[Data records for software interfaces]
========

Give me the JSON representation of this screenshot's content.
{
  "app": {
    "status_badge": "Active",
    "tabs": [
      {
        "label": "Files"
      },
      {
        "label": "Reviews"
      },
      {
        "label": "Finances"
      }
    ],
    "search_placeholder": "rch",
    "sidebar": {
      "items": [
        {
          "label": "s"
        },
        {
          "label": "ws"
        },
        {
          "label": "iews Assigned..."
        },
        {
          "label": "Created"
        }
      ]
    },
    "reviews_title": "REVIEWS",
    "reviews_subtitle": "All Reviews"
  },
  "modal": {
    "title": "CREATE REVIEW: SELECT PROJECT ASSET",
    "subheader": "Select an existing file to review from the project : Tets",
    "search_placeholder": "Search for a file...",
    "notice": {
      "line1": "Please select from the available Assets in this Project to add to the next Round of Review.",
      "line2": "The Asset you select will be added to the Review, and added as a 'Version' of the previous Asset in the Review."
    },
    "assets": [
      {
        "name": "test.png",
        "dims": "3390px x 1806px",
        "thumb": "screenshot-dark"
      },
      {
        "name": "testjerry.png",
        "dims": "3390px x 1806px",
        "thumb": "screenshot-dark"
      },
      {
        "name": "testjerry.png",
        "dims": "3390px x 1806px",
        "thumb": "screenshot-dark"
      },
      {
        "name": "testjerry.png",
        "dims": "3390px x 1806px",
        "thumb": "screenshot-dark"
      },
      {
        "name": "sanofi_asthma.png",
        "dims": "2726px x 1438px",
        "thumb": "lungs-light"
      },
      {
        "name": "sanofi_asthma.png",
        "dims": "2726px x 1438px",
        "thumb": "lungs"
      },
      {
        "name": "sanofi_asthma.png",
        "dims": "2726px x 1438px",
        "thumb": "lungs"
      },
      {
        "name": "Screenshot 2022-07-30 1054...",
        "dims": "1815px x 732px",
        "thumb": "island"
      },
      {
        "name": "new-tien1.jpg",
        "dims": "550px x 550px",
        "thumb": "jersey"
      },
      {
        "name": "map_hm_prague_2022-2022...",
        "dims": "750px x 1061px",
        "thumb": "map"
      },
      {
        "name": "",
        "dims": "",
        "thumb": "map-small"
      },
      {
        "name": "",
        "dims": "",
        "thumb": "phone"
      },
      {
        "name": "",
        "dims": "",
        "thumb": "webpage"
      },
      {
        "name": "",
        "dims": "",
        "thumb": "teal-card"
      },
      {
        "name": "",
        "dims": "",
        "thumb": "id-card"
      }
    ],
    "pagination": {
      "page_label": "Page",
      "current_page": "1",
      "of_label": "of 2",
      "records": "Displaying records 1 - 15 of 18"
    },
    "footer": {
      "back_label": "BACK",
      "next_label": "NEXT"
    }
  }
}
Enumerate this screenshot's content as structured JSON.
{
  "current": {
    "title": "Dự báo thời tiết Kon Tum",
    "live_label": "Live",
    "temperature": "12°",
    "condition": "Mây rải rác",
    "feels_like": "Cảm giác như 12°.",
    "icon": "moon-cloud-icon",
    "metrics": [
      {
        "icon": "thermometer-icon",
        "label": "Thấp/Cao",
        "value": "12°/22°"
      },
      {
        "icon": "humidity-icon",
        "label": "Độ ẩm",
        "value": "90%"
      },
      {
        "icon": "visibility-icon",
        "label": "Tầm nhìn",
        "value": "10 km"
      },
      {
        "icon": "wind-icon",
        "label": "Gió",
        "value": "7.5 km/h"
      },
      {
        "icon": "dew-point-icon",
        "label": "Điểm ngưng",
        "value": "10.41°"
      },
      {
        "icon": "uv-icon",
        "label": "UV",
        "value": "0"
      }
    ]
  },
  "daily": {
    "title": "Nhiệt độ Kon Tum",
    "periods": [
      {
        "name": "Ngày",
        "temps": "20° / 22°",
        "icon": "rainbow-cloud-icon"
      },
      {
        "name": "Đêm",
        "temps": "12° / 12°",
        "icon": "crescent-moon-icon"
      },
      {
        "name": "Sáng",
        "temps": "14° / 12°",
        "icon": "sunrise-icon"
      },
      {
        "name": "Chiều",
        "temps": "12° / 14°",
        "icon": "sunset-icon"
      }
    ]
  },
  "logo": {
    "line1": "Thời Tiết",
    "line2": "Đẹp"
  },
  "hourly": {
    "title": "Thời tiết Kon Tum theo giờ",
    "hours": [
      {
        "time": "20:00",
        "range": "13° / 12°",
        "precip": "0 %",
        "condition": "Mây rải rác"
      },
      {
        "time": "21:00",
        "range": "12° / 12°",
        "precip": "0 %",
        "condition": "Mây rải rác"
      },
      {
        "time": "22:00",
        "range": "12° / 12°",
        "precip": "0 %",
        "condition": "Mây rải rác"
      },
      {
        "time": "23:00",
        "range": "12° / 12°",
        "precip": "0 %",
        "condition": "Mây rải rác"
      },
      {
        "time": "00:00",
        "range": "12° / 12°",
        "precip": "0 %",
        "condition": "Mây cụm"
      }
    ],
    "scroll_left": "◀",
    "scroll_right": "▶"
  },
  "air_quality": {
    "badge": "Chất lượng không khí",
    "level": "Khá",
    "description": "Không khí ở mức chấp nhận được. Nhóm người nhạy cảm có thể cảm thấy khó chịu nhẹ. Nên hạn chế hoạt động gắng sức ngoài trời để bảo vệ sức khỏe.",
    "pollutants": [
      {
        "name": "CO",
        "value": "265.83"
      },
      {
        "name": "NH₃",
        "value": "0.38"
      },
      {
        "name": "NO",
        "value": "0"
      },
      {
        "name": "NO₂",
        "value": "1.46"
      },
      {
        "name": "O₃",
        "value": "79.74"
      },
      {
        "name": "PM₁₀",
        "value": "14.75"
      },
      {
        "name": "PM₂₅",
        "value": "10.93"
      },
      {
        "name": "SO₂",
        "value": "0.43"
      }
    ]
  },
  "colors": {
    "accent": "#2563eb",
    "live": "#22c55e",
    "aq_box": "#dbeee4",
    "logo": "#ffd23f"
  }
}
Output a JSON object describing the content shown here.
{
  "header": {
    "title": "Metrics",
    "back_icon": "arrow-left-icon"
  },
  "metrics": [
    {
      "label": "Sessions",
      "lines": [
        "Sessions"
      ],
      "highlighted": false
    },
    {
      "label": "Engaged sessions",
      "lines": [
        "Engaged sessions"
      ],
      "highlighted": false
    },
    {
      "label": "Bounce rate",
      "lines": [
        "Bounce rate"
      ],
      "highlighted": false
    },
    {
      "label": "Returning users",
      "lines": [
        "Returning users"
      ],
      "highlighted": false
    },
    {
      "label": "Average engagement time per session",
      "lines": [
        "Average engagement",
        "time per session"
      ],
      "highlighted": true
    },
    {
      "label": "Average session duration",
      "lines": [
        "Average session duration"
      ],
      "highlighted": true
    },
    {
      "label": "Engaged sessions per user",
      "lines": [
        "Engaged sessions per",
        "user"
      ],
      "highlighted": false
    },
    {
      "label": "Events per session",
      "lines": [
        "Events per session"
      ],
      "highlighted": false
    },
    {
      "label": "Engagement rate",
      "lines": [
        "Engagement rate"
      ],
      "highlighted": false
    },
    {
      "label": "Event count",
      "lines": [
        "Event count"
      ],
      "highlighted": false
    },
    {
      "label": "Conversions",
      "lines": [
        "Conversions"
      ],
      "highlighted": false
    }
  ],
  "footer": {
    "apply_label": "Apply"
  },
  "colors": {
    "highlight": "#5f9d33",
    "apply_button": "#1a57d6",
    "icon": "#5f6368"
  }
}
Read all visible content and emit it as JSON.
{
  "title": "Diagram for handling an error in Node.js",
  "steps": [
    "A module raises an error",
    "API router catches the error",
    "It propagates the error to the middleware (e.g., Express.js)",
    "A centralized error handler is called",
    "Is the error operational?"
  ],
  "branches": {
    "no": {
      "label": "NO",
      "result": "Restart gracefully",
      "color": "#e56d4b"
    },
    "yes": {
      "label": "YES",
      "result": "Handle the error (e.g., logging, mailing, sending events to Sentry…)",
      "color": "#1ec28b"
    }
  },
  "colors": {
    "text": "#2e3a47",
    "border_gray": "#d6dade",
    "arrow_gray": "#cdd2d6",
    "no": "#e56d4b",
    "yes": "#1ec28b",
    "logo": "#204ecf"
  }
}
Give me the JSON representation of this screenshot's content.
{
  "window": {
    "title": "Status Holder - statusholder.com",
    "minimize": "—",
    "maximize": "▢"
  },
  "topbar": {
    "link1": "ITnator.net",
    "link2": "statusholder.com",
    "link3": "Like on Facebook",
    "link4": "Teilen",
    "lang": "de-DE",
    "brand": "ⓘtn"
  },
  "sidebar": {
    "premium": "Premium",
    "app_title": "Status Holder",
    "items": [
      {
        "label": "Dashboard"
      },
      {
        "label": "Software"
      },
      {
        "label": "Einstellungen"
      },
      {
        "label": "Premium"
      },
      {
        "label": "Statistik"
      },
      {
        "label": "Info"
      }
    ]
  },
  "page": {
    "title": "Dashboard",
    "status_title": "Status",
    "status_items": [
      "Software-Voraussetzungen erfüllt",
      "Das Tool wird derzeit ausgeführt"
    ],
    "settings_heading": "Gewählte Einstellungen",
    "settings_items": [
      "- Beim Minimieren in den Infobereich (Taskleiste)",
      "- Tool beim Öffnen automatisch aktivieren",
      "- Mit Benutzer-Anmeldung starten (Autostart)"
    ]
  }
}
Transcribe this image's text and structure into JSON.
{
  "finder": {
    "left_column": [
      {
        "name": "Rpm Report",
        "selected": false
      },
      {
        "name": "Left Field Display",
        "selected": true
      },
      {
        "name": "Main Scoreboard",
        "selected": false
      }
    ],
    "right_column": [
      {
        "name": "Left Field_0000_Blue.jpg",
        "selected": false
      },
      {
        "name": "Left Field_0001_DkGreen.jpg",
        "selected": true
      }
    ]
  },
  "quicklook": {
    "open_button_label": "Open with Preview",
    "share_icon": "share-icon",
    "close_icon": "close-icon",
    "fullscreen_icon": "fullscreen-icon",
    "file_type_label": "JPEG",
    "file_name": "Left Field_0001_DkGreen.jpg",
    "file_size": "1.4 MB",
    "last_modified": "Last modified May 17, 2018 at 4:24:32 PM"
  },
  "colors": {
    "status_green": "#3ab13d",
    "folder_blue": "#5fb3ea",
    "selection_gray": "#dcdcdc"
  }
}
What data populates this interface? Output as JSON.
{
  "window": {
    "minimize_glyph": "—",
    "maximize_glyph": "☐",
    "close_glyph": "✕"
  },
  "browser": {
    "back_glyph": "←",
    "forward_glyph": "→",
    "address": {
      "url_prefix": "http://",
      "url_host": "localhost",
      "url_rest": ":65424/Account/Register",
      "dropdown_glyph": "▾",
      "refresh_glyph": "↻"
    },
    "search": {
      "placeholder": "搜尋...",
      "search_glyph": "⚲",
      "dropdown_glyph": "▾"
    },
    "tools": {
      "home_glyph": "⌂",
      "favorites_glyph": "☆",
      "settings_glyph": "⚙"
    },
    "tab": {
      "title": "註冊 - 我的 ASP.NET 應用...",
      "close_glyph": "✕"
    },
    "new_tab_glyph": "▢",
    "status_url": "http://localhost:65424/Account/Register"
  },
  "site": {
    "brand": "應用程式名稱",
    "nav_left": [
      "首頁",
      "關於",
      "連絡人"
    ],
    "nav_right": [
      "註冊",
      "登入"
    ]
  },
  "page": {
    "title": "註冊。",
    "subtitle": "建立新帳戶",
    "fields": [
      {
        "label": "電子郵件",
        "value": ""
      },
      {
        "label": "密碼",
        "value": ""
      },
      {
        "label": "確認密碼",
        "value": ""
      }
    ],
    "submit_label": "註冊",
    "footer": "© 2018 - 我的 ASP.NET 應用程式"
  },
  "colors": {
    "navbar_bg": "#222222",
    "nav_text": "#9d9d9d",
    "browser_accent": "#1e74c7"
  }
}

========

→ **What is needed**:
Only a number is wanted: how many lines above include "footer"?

→ **Solution**:
3